[Assigned task] Find the string "JSON" in the data, and copy out each line that has it.

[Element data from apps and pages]
<<<<
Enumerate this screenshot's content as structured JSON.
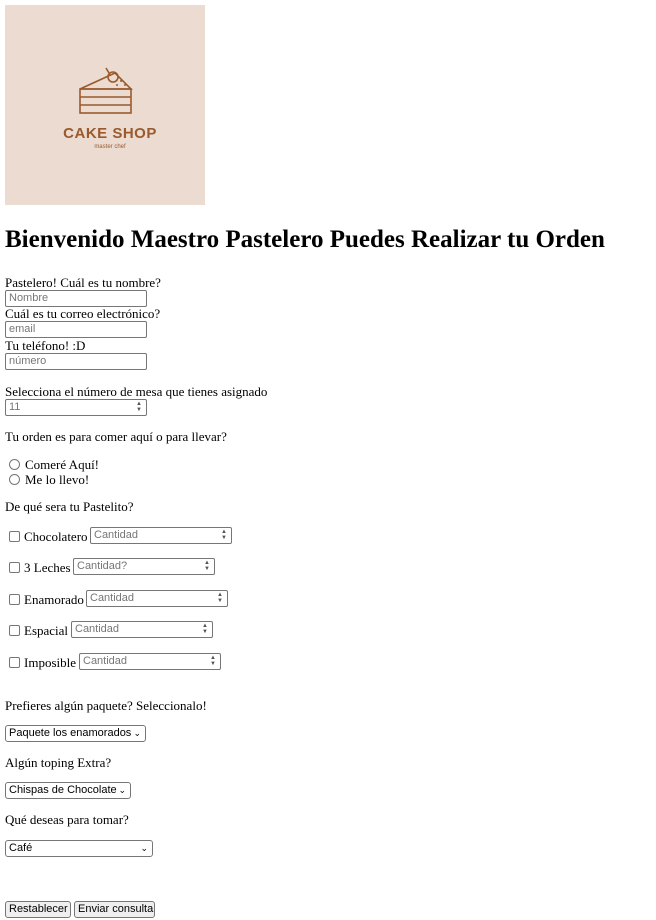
{
  "logo": {
    "brand": "CAKE SHOP",
    "tagline": "master chef"
  },
  "title": "Bienvenido Maestro Pastelero Puedes Realizar tu Orden",
  "form": {
    "name_label": "Pastelero! Cuál es tu nombre?",
    "name_placeholder": "Nombre",
    "email_label": "Cuál es tu correo electrónico?",
    "email_placeholder": "email",
    "phone_label": "Tu teléfono! :D",
    "phone_placeholder": "número",
    "table_label": "Selecciona el número de mesa que tienes asignado",
    "table_value": "11",
    "order_type_label": "Tu orden es para comer aquí o para llevar?",
    "order_type_options": [
      "Comeré Aquí!",
      "Me lo llevo!"
    ],
    "cake_label": "De qué sera tu Pastelito?",
    "cakes": [
      {
        "name": "Chocolatero",
        "placeholder": "Cantidad"
      },
      {
        "name": "3 Leches",
        "placeholder": "Cantidad?"
      },
      {
        "name": "Enamorado",
        "placeholder": "Cantidad"
      },
      {
        "name": "Espacial",
        "placeholder": "Cantidad"
      },
      {
        "name": "Imposible",
        "placeholder": "Cantidad"
      }
    ],
    "package_label": "Prefieres algún paquete? Seleccionalo!",
    "package_selected": "Paquete los enamorados",
    "topping_label": "Algún toping Extra?",
    "topping_selected": "Chispas de Chocolate",
    "drink_label": "Qué deseas para tomar?",
    "drink_selected": "Café",
    "reset_button": "Restablecer",
    "submit_button": "Enviar consulta"
  },
  "colors": {
    "logo_bg": "#ecdbd0",
    "logo_ink": "#9a5a2e"
  }
}
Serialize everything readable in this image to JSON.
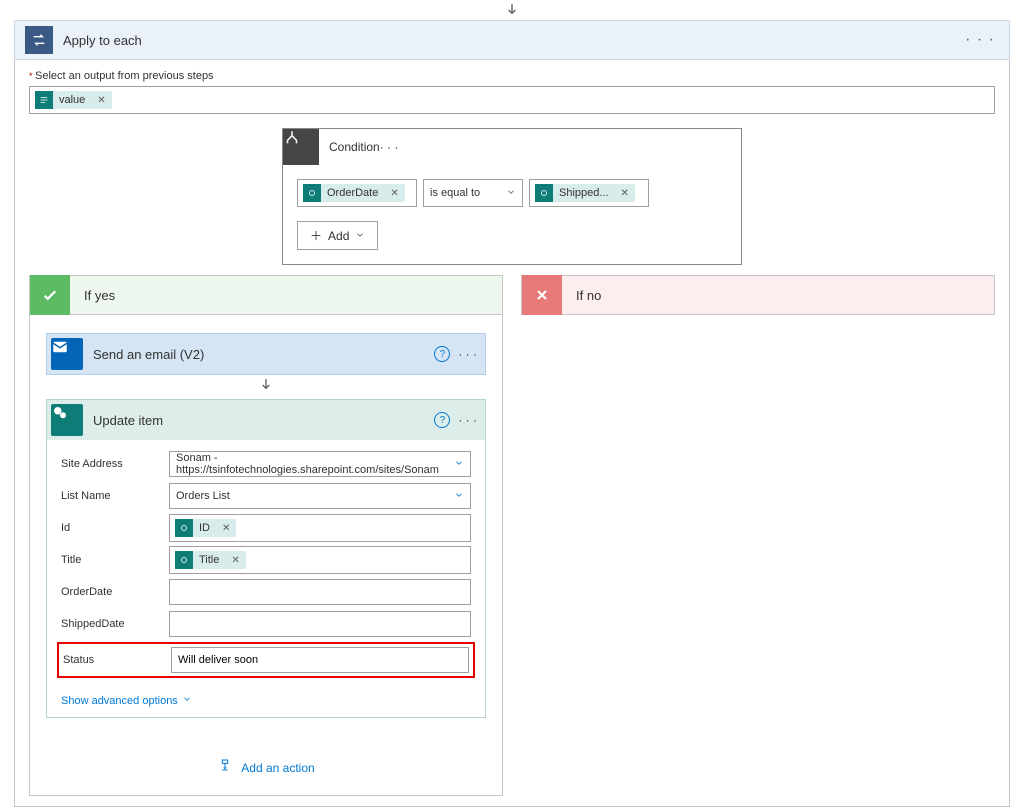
{
  "apply": {
    "title": "Apply to each",
    "outputLabel": "Select an output from previous steps",
    "token": "value"
  },
  "condition": {
    "title": "Condition",
    "left": "OrderDate",
    "op": "is equal to",
    "right": "Shipped...",
    "addLabel": "Add"
  },
  "branches": {
    "yes": "If yes",
    "no": "If no"
  },
  "email": {
    "title": "Send an email (V2)"
  },
  "update": {
    "title": "Update item",
    "fields": {
      "siteLabel": "Site Address",
      "siteValue": "Sonam - https://tsinfotechnologies.sharepoint.com/sites/Sonam",
      "listLabel": "List Name",
      "listValue": "Orders List",
      "idLabel": "Id",
      "idToken": "ID",
      "titleLabel": "Title",
      "titleToken": "Title",
      "orderDateLabel": "OrderDate",
      "shippedDateLabel": "ShippedDate",
      "statusLabel": "Status",
      "statusValue": "Will deliver soon"
    },
    "advanced": "Show advanced options"
  },
  "addAction": "Add an action"
}
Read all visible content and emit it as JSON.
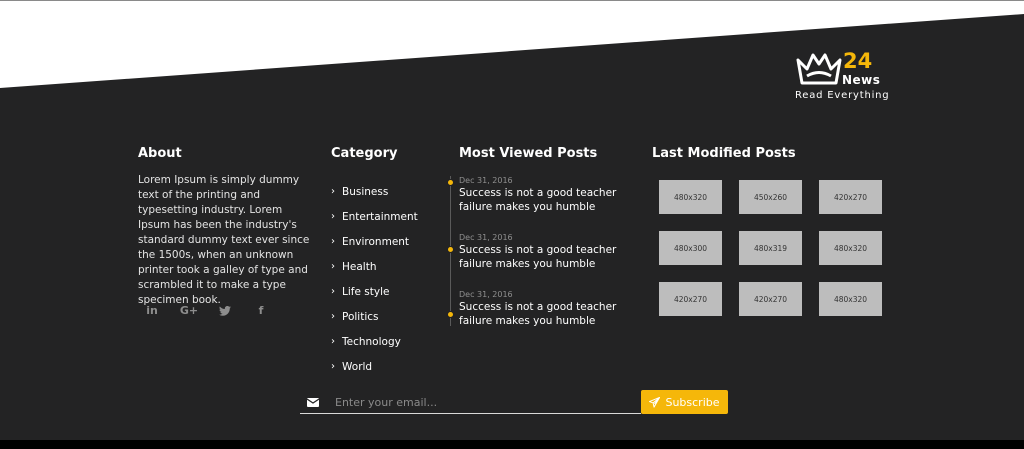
{
  "brand": {
    "number": "24",
    "name": "News",
    "tagline": "Read Everything",
    "accent_color": "#f5b70a",
    "background_color": "#232324"
  },
  "about": {
    "title": "About",
    "text": "Lorem Ipsum is simply dummy text of the printing and typesetting industry. Lorem Ipsum has been the industry's standard dummy text ever since the 1500s, when an unknown printer took a galley of type and scrambled it to make a type specimen book.",
    "social": [
      {
        "icon": "linkedin-icon",
        "glyph": "in"
      },
      {
        "icon": "google-plus-icon",
        "glyph": "G+"
      },
      {
        "icon": "twitter-icon",
        "glyph": "bird"
      },
      {
        "icon": "facebook-icon",
        "glyph": "f"
      }
    ]
  },
  "category": {
    "title": "Category",
    "items": [
      "Business",
      "Entertainment",
      "Environment",
      "Health",
      "Life style",
      "Politics",
      "Technology",
      "World"
    ]
  },
  "most_viewed": {
    "title": "Most Viewed Posts",
    "posts": [
      {
        "date": "Dec 31, 2016",
        "title": "Success is not a good teacher failure makes you humble"
      },
      {
        "date": "Dec 31, 2016",
        "title": "Success is not a good teacher failure makes you humble"
      },
      {
        "date": "Dec 31, 2016",
        "title": "Success is not a good teacher failure makes you humble"
      }
    ]
  },
  "last_modified": {
    "title": "Last Modified Posts",
    "thumbs": [
      "480x320",
      "450x260",
      "420x270",
      "480x300",
      "480x319",
      "480x320",
      "420x270",
      "420x270",
      "480x320"
    ]
  },
  "newsletter": {
    "placeholder": "Enter your email...",
    "icon": "envelope-icon",
    "button_label": "Subscribe",
    "button_icon": "paper-plane-icon"
  }
}
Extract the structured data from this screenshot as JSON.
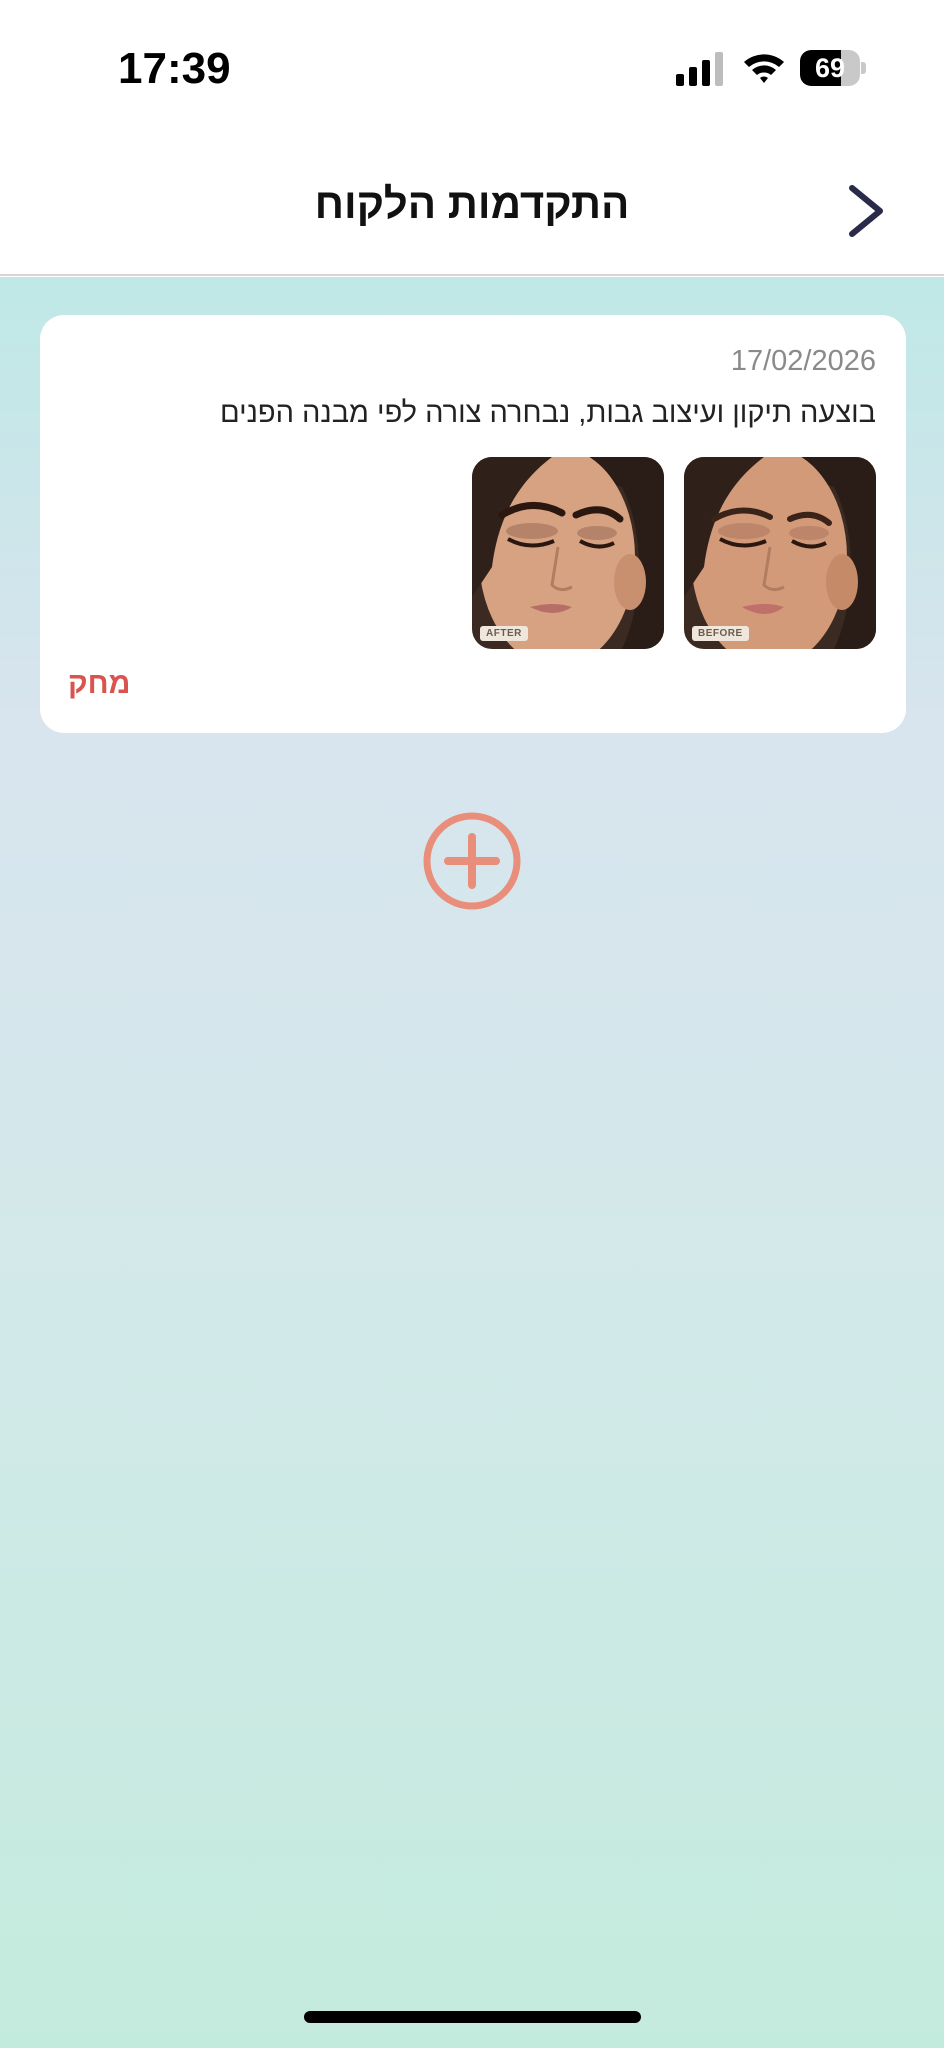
{
  "status_bar": {
    "time": "17:39",
    "battery_level": "69",
    "battery_fraction": 0.69,
    "icons": [
      "signal-icon",
      "wifi-icon",
      "battery-icon"
    ]
  },
  "header": {
    "title": "התקדמות הלקוח",
    "back_icon": "chevron-right-icon"
  },
  "progress_entries": [
    {
      "date": "17/02/2026",
      "description": "בוצעה תיקון ועיצוב גבות, נבחרה צורה לפי מבנה הפנים",
      "photos": [
        {
          "label": "BEFORE"
        },
        {
          "label": "AFTER"
        }
      ],
      "delete_label": "מחק"
    }
  ],
  "add_button_icon": "plus-circle-icon",
  "colors": {
    "accent": "#e88e7a",
    "delete": "#d9534f",
    "gradient_top": "#bfe8e6",
    "gradient_bottom": "#c3ebdd"
  }
}
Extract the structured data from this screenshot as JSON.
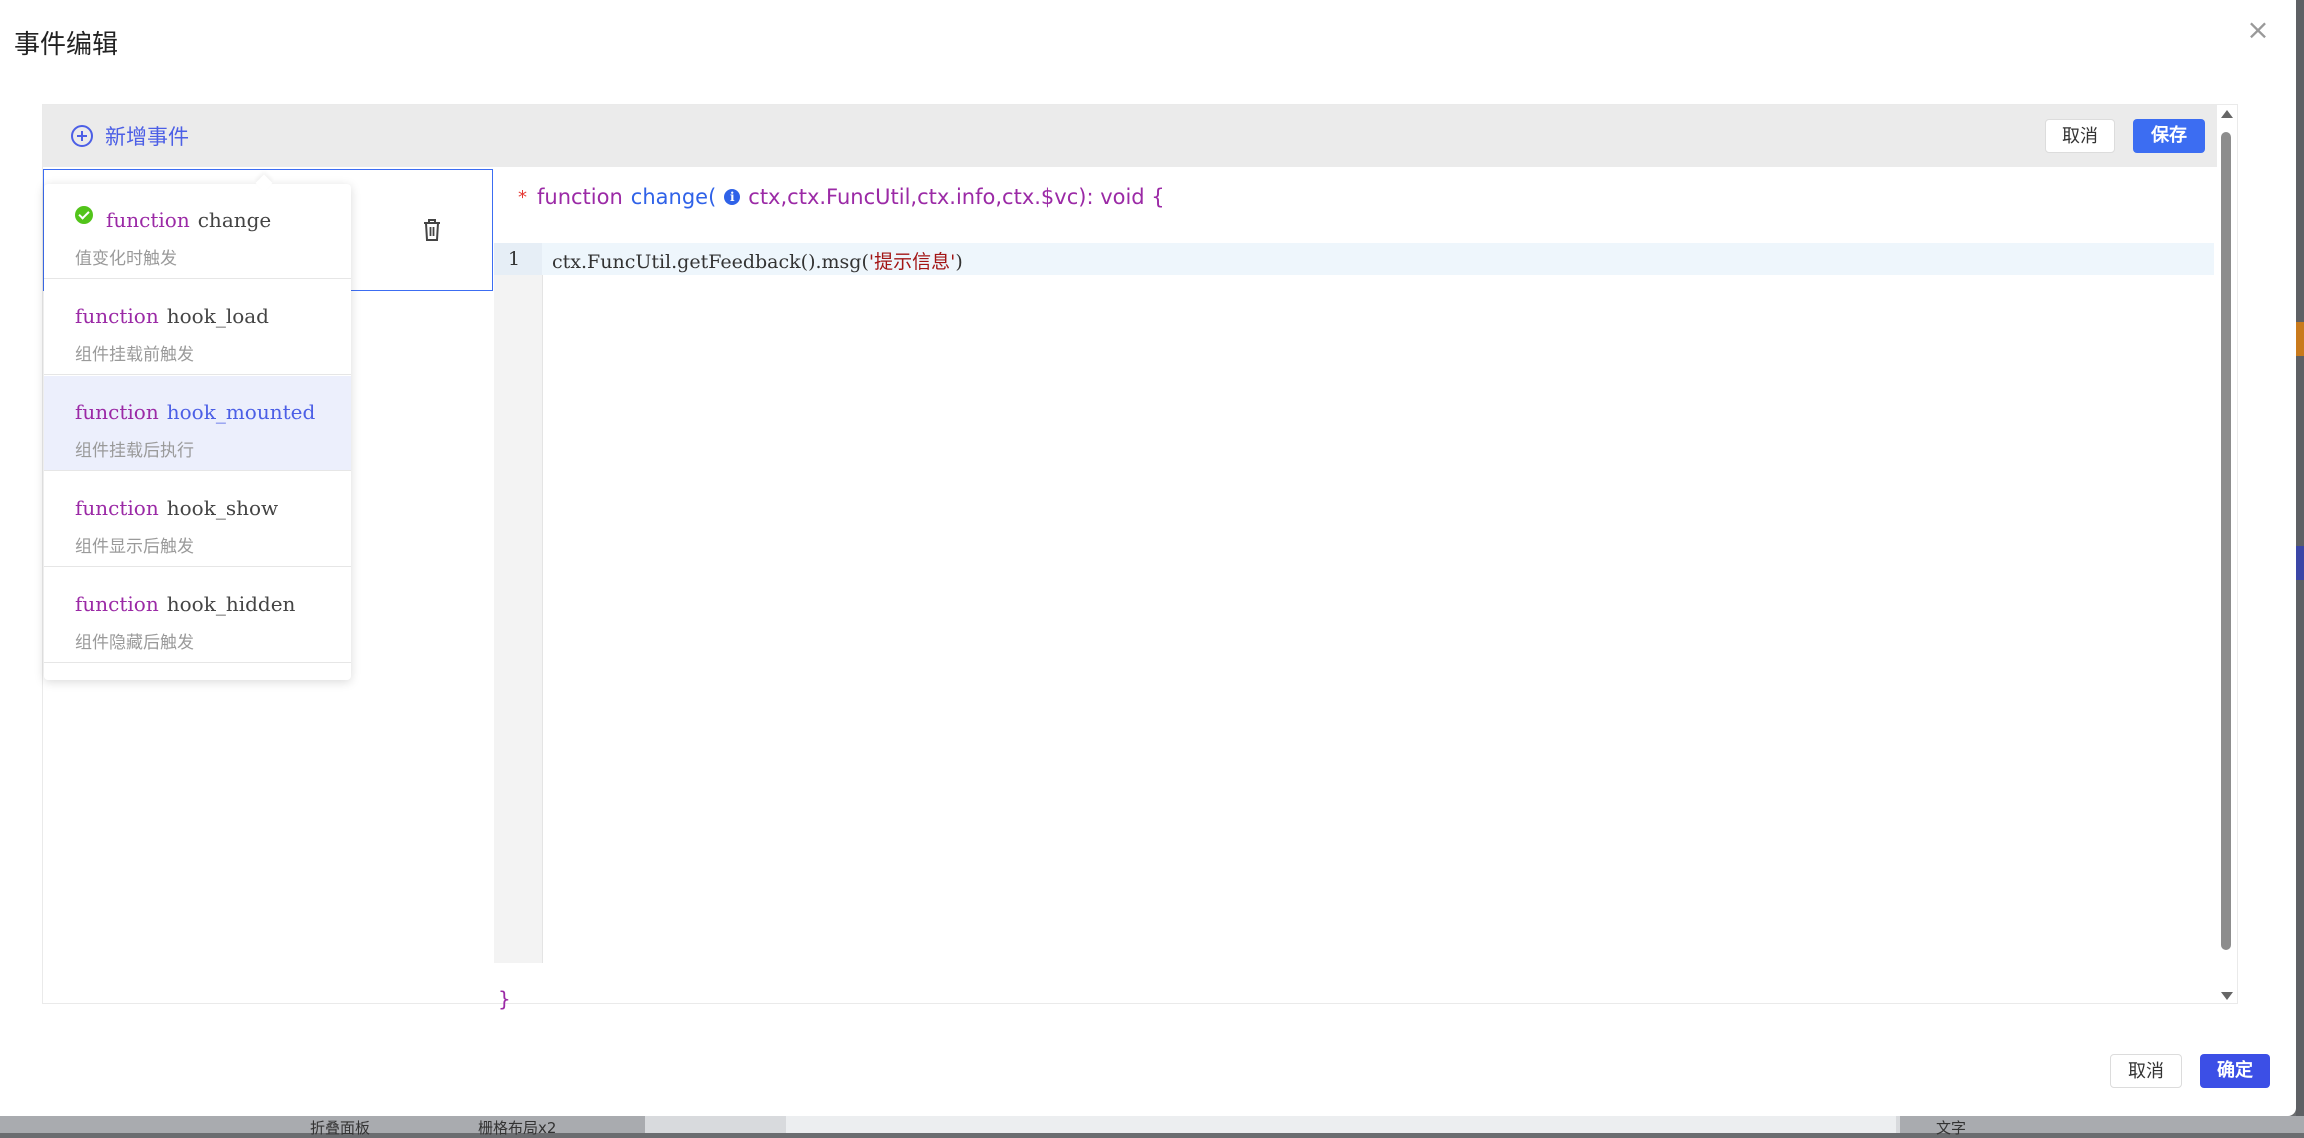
{
  "modal": {
    "title": "事件编辑",
    "close_icon": "×"
  },
  "toolbar": {
    "add_event_label": "新增事件",
    "cancel_label": "取消",
    "save_label": "保存"
  },
  "editor": {
    "signature": {
      "required_mark": "*",
      "keyword": "function",
      "name": "change(",
      "params": "ctx,ctx.FuncUtil,ctx.info,ctx.$vc): void {"
    },
    "lines": [
      {
        "number": "1",
        "code_prefix": "ctx.FuncUtil.getFeedback().msg(",
        "code_string": "'提示信息'",
        "code_suffix": ")"
      }
    ],
    "closing": "}"
  },
  "dropdown": {
    "items": [
      {
        "keyword": "function",
        "name": "change",
        "desc": "值变化时触发",
        "selected": true
      },
      {
        "keyword": "function",
        "name": "hook_load",
        "desc": "组件挂载前触发",
        "selected": false
      },
      {
        "keyword": "function",
        "name": "hook_mounted",
        "desc": "组件挂载后执行",
        "selected": false
      },
      {
        "keyword": "function",
        "name": "hook_show",
        "desc": "组件显示后触发",
        "selected": false
      },
      {
        "keyword": "function",
        "name": "hook_hidden",
        "desc": "组件隐藏后触发",
        "selected": false
      }
    ]
  },
  "footer": {
    "cancel_label": "取消",
    "ok_label": "确定"
  },
  "background": {
    "tab1": "折叠面板",
    "tab2": "栅格布局x2",
    "select": "文字"
  },
  "colors": {
    "primary": "#3c6df2",
    "keyword": "#9b2aa6",
    "success": "#52c41a"
  }
}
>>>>
[Response for this exercise]
Enumerate this screenshot's content as structured JSON.
Serialize everything readable in this image to JSON.
Read all visible content and emit it as JSON.
Extract the structured data from this screenshot as JSON.
Extract the structured data from this screenshot as JSON.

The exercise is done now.